(Data excerpts)
== Segment start ==

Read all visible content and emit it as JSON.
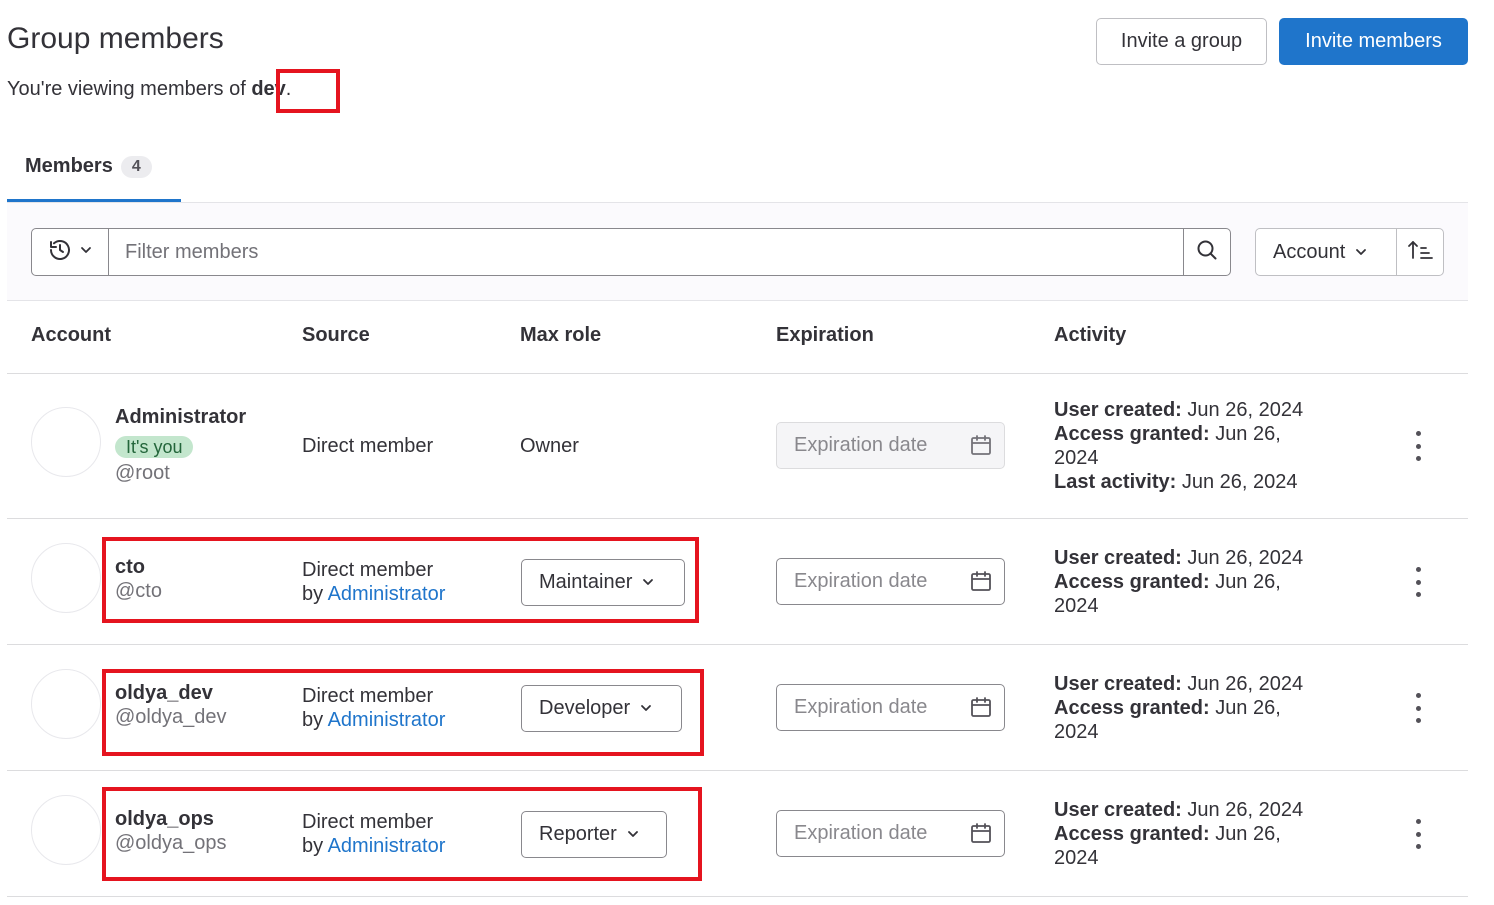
{
  "header": {
    "title": "Group members",
    "subtitle_prefix": "You're viewing members of ",
    "group_name": "dev",
    "subtitle_suffix": ".",
    "invite_group_label": "Invite a group",
    "invite_members_label": "Invite members"
  },
  "tabs": [
    {
      "label": "Members",
      "count": "4",
      "active": true
    }
  ],
  "filter": {
    "history_icon": "history-icon",
    "placeholder": "Filter members",
    "search_icon": "search-icon",
    "sort_label": "Account",
    "sort_direction_icon": "sort-ascending-icon"
  },
  "table": {
    "columns": [
      "Account",
      "Source",
      "Max role",
      "Expiration",
      "Activity"
    ],
    "rows": [
      {
        "name": "Administrator",
        "badge": "It's you",
        "handle": "@root",
        "source_line1": "Direct member",
        "source_by": "",
        "source_link": "",
        "role": "Owner",
        "role_editable": false,
        "expiration_placeholder": "Expiration date",
        "user_created_label": "User created:",
        "user_created": "Jun 26, 2024",
        "access_granted_label": "Access granted:",
        "access_granted_1": "Jun 26,",
        "access_granted_2": "2024",
        "last_activity_label": "Last activity:",
        "last_activity": "Jun 26, 2024"
      },
      {
        "name": "cto",
        "handle": "@cto",
        "source_line1": "Direct member",
        "source_by": "by ",
        "source_link": "Administrator",
        "role": "Maintainer",
        "role_editable": true,
        "expiration_placeholder": "Expiration date",
        "user_created_label": "User created:",
        "user_created": "Jun 26, 2024",
        "access_granted_label": "Access granted:",
        "access_granted_1": "Jun 26,",
        "access_granted_2": "2024"
      },
      {
        "name": "oldya_dev",
        "handle": "@oldya_dev",
        "source_line1": "Direct member",
        "source_by": "by ",
        "source_link": "Administrator",
        "role": "Developer",
        "role_editable": true,
        "expiration_placeholder": "Expiration date",
        "user_created_label": "User created:",
        "user_created": "Jun 26, 2024",
        "access_granted_label": "Access granted:",
        "access_granted_1": "Jun 26,",
        "access_granted_2": "2024"
      },
      {
        "name": "oldya_ops",
        "handle": "@oldya_ops",
        "source_line1": "Direct member",
        "source_by": "by ",
        "source_link": "Administrator",
        "role": "Reporter",
        "role_editable": true,
        "expiration_placeholder": "Expiration date",
        "user_created_label": "User created:",
        "user_created": "Jun 26, 2024",
        "access_granted_label": "Access granted:",
        "access_granted_1": "Jun 26,",
        "access_granted_2": "2024"
      }
    ]
  },
  "colors": {
    "primary": "#1f75cb",
    "highlight_box": "#e5141f",
    "badge_bg": "#c3e6cd",
    "badge_text": "#24663b"
  }
}
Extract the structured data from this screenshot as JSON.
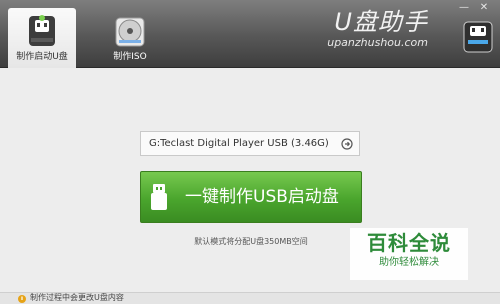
{
  "tabs": [
    {
      "label": "制作启动U盘",
      "icon": "usb-drive-icon",
      "active": true
    },
    {
      "label": "制作ISO",
      "icon": "disc-icon",
      "active": false
    }
  ],
  "brand": {
    "title": "U盘助手",
    "url": "upanzhushou.com"
  },
  "window_controls": {
    "minimize": "—",
    "close": "✕"
  },
  "device_select": {
    "value": "G:Teclast Digital Player USB (3.46G)",
    "icon": "arrow-circle-icon"
  },
  "make_button": {
    "label": "一键制作USB启动盘",
    "icon": "usb-icon",
    "color": "#4aa52d"
  },
  "hint": "默认模式将分配U盘350MB空间",
  "watermark": {
    "title": "百科全说",
    "subtitle": "助你轻松解决"
  },
  "footer": {
    "text": "制作过程中会更改U盘内容"
  }
}
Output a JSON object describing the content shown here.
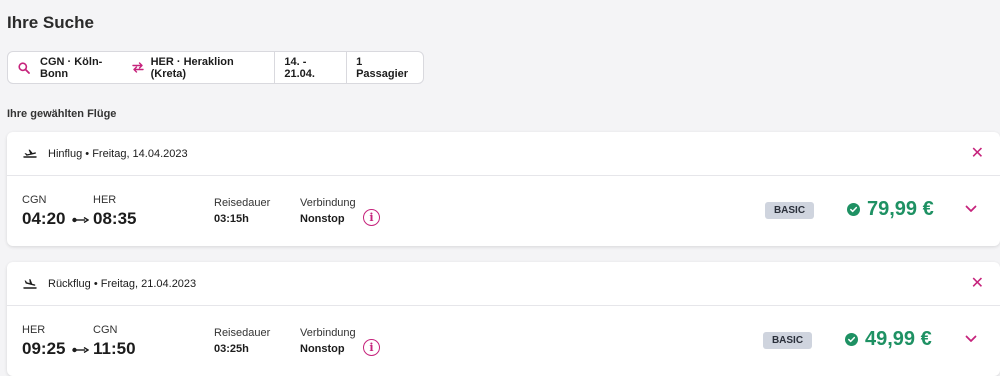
{
  "page": {
    "title": "Ihre Suche"
  },
  "search": {
    "from": "CGN · Köln-Bonn",
    "to": "HER · Heraklion (Kreta)",
    "dates": "14. - 21.04.",
    "passengers": "1 Passagier"
  },
  "selected_label": "Ihre gewählten Flüge",
  "colors": {
    "accent": "#c6237c",
    "price": "#1e9163",
    "badge_bg": "#cfd4de"
  },
  "flights": [
    {
      "header": "Hinflug • Freitag, 14.04.2023",
      "dep_code": "CGN",
      "dep_time": "04:20",
      "arr_code": "HER",
      "arr_time": "08:35",
      "duration_label": "Reisedauer",
      "duration": "03:15h",
      "connection_label": "Verbindung",
      "connection": "Nonstop",
      "fare": "BASIC",
      "price": "79,99 €",
      "icons": [
        "plane-departure-icon",
        "close-icon",
        "info-icon",
        "check-circle-icon",
        "chevron-down-icon"
      ]
    },
    {
      "header": "Rückflug • Freitag, 21.04.2023",
      "dep_code": "HER",
      "dep_time": "09:25",
      "arr_code": "CGN",
      "arr_time": "11:50",
      "duration_label": "Reisedauer",
      "duration": "03:25h",
      "connection_label": "Verbindung",
      "connection": "Nonstop",
      "fare": "BASIC",
      "price": "49,99 €",
      "icons": [
        "plane-arrival-icon",
        "close-icon",
        "info-icon",
        "check-circle-icon",
        "chevron-down-icon"
      ]
    }
  ]
}
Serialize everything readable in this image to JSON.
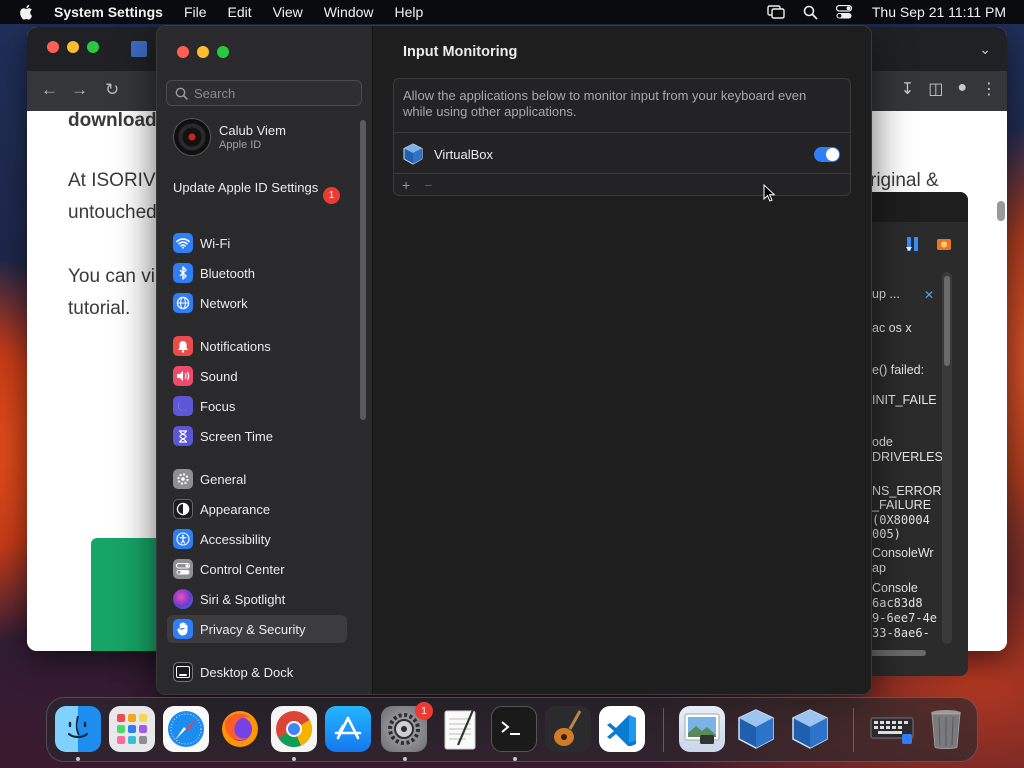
{
  "menubar": {
    "app": "System Settings",
    "items": [
      "File",
      "Edit",
      "View",
      "Window",
      "Help"
    ],
    "clock": "Thu Sep 21  11:11 PM"
  },
  "browser": {
    "text_lines": [
      "download",
      "At ISORIV",
      "untouched",
      "You can vi",
      "tutorial.",
      "riginal &"
    ]
  },
  "console": {
    "lines": [
      "up ...",
      "ac os x",
      "e() failed:",
      "INIT_FAILE",
      "ode",
      "DRIVERLES",
      "NS_ERROR",
      "_FAILURE",
      "(0X80004",
      "005)",
      "ConsoleWr",
      "ap",
      "Console",
      "6ac83d8",
      "9-6ee7-4e",
      "33-8ae6-"
    ]
  },
  "settings": {
    "search_placeholder": "Search",
    "account": {
      "name": "Calub Viem",
      "sub": "Apple ID"
    },
    "update": {
      "label": "Update Apple ID Settings",
      "badge": "1"
    },
    "sidebar": [
      {
        "label": "Wi-Fi"
      },
      {
        "label": "Bluetooth"
      },
      {
        "label": "Network"
      },
      {
        "label": "Notifications"
      },
      {
        "label": "Sound"
      },
      {
        "label": "Focus"
      },
      {
        "label": "Screen Time"
      },
      {
        "label": "General"
      },
      {
        "label": "Appearance"
      },
      {
        "label": "Accessibility"
      },
      {
        "label": "Control Center"
      },
      {
        "label": "Siri & Spotlight"
      },
      {
        "label": "Privacy & Security"
      },
      {
        "label": "Desktop & Dock"
      }
    ],
    "main": {
      "title": "Input Monitoring",
      "description": "Allow the applications below to monitor input from your keyboard even while using other applications.",
      "apps": [
        {
          "name": "VirtualBox",
          "enabled": true
        }
      ],
      "add": "+",
      "remove": "−"
    }
  },
  "dock": {
    "apps": [
      "Finder",
      "Launchpad",
      "Safari",
      "Firefox",
      "Chrome",
      "App Store",
      "System Settings",
      "TextEdit",
      "Terminal",
      "GarageBand",
      "VS Code",
      "Preview",
      "VirtualBox",
      "VirtualBox",
      "Keyboard Viewer",
      "Trash"
    ],
    "settings_badge": "1"
  }
}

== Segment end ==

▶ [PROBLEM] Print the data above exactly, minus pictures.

▶ [OUTPUT OF THE TASK]
Read all visible content and emit it as JSON.
{
  "header": {
    "title": "Group members",
    "subtitle_prefix": "You're viewing members of ",
    "group_name": "dev",
    "subtitle_suffix": ".",
    "invite_group_label": "Invite a group",
    "invite_members_label": "Invite members"
  },
  "tabs": [
    {
      "label": "Members",
      "count": "4",
      "active": true
    }
  ],
  "filter": {
    "history_icon": "history-icon",
    "placeholder": "Filter members",
    "search_icon": "search-icon",
    "sort_label": "Account",
    "sort_direction_icon": "sort-ascending-icon"
  },
  "table": {
    "columns": [
      "Account",
      "Source",
      "Max role",
      "Expiration",
      "Activity"
    ],
    "rows": [
      {
        "name": "Administrator",
        "badge": "It's you",
        "handle": "@root",
        "source_line1": "Direct member",
        "source_by": "",
        "source_link": "",
        "role": "Owner",
        "role_editable": false,
        "expiration_placeholder": "Expiration date",
        "user_created_label": "User created:",
        "user_created": "Jun 26, 2024",
        "access_granted_label": "Access granted:",
        "access_granted_1": "Jun 26,",
        "access_granted_2": "2024",
        "last_activity_label": "Last activity:",
        "last_activity": "Jun 26, 2024"
      },
      {
        "name": "cto",
        "handle": "@cto",
        "source_line1": "Direct member",
        "source_by": "by ",
        "source_link": "Administrator",
        "role": "Maintainer",
        "role_editable": true,
        "expiration_placeholder": "Expiration date",
        "user_created_label": "User created:",
        "user_created": "Jun 26, 2024",
        "access_granted_label": "Access granted:",
        "access_granted_1": "Jun 26,",
        "access_granted_2": "2024"
      },
      {
        "name": "oldya_dev",
        "handle": "@oldya_dev",
        "source_line1": "Direct member",
        "source_by": "by ",
        "source_link": "Administrator",
        "role": "Developer",
        "role_editable": true,
        "expiration_placeholder": "Expiration date",
        "user_created_label": "User created:",
        "user_created": "Jun 26, 2024",
        "access_granted_label": "Access granted:",
        "access_granted_1": "Jun 26,",
        "access_granted_2": "2024"
      },
      {
        "name": "oldya_ops",
        "handle": "@oldya_ops",
        "source_line1": "Direct member",
        "source_by": "by ",
        "source_link": "Administrator",
        "role": "Reporter",
        "role_editable": true,
        "expiration_placeholder": "Expiration date",
        "user_created_label": "User created:",
        "user_created": "Jun 26, 2024",
        "access_granted_label": "Access granted:",
        "access_granted_1": "Jun 26,",
        "access_granted_2": "2024"
      }
    ]
  },
  "colors": {
    "primary": "#1f75cb",
    "highlight_box": "#e5141f",
    "badge_bg": "#c3e6cd",
    "badge_text": "#24663b"
  }
}
Extract the structured data from this screenshot as JSON.
{
  "tabs": [
    {
      "label": "制作启动U盘",
      "icon": "usb-drive-icon",
      "active": true
    },
    {
      "label": "制作ISO",
      "icon": "disc-icon",
      "active": false
    }
  ],
  "brand": {
    "title": "U盘助手",
    "url": "upanzhushou.com"
  },
  "window_controls": {
    "minimize": "—",
    "close": "✕"
  },
  "device_select": {
    "value": "G:Teclast Digital Player USB (3.46G)",
    "icon": "arrow-circle-icon"
  },
  "make_button": {
    "label": "一键制作USB启动盘",
    "icon": "usb-icon",
    "color": "#4aa52d"
  },
  "hint": "默认模式将分配U盘350MB空间",
  "watermark": {
    "title": "百科全说",
    "subtitle": "助你轻松解决"
  },
  "footer": {
    "text": "制作过程中会更改U盘内容"
  }
}
Output a JSON object describing the content shown here.
{
  "page": {
    "title": "Ihre Suche"
  },
  "search": {
    "from": "CGN · Köln-Bonn",
    "to": "HER · Heraklion (Kreta)",
    "dates": "14. - 21.04.",
    "passengers": "1 Passagier"
  },
  "selected_label": "Ihre gewählten Flüge",
  "colors": {
    "accent": "#c6237c",
    "price": "#1e9163",
    "badge_bg": "#cfd4de"
  },
  "flights": [
    {
      "header": "Hinflug • Freitag, 14.04.2023",
      "dep_code": "CGN",
      "dep_time": "04:20",
      "arr_code": "HER",
      "arr_time": "08:35",
      "duration_label": "Reisedauer",
      "duration": "03:15h",
      "connection_label": "Verbindung",
      "connection": "Nonstop",
      "fare": "BASIC",
      "price": "79,99 €",
      "icons": [
        "plane-departure-icon",
        "close-icon",
        "info-icon",
        "check-circle-icon",
        "chevron-down-icon"
      ]
    },
    {
      "header": "Rückflug • Freitag, 21.04.2023",
      "dep_code": "HER",
      "dep_time": "09:25",
      "arr_code": "CGN",
      "arr_time": "11:50",
      "duration_label": "Reisedauer",
      "duration": "03:25h",
      "connection_label": "Verbindung",
      "connection": "Nonstop",
      "fare": "BASIC",
      "price": "49,99 €",
      "icons": [
        "plane-arrival-icon",
        "close-icon",
        "info-icon",
        "check-circle-icon",
        "chevron-down-icon"
      ]
    }
  ]
}
Serialize everything readable in this image to JSON.
{
  "menubar": {
    "app": "System Settings",
    "items": [
      "File",
      "Edit",
      "View",
      "Window",
      "Help"
    ],
    "clock": "Thu Sep 21  11:11 PM"
  },
  "browser": {
    "text_lines": [
      "download",
      "At ISORIV",
      "untouched",
      "You can vi",
      "tutorial.",
      "riginal &"
    ]
  },
  "console": {
    "lines": [
      "up ...",
      "ac os x",
      "e() failed:",
      "INIT_FAILE",
      "ode",
      "DRIVERLES",
      "NS_ERROR",
      "_FAILURE",
      "(0X80004",
      "005)",
      "ConsoleWr",
      "ap",
      "Console",
      "6ac83d8",
      "9-6ee7-4e",
      "33-8ae6-"
    ]
  },
  "settings": {
    "search_placeholder": "Search",
    "account": {
      "name": "Calub Viem",
      "sub": "Apple ID"
    },
    "update": {
      "label": "Update Apple ID Settings",
      "badge": "1"
    },
    "sidebar": [
      {
        "label": "Wi-Fi"
      },
      {
        "label": "Bluetooth"
      },
      {
        "label": "Network"
      },
      {
        "label": "Notifications"
      },
      {
        "label": "Sound"
      },
      {
        "label": "Focus"
      },
      {
        "label": "Screen Time"
      },
      {
        "label": "General"
      },
      {
        "label": "Appearance"
      },
      {
        "label": "Accessibility"
      },
      {
        "label": "Control Center"
      },
      {
        "label": "Siri & Spotlight"
      },
      {
        "label": "Privacy & Security"
      },
      {
        "label": "Desktop & Dock"
      }
    ],
    "main": {
      "title": "Input Monitoring",
      "description": "Allow the applications below to monitor input from your keyboard even while using other applications.",
      "apps": [
        {
          "name": "VirtualBox",
          "enabled": true
        }
      ],
      "add": "+",
      "remove": "−"
    }
  },
  "dock": {
    "apps": [
      "Finder",
      "Launchpad",
      "Safari",
      "Firefox",
      "Chrome",
      "App Store",
      "System Settings",
      "TextEdit",
      "Terminal",
      "GarageBand",
      "VS Code",
      "Preview",
      "VirtualBox",
      "VirtualBox",
      "Keyboard Viewer",
      "Trash"
    ],
    "settings_badge": "1"
  }
}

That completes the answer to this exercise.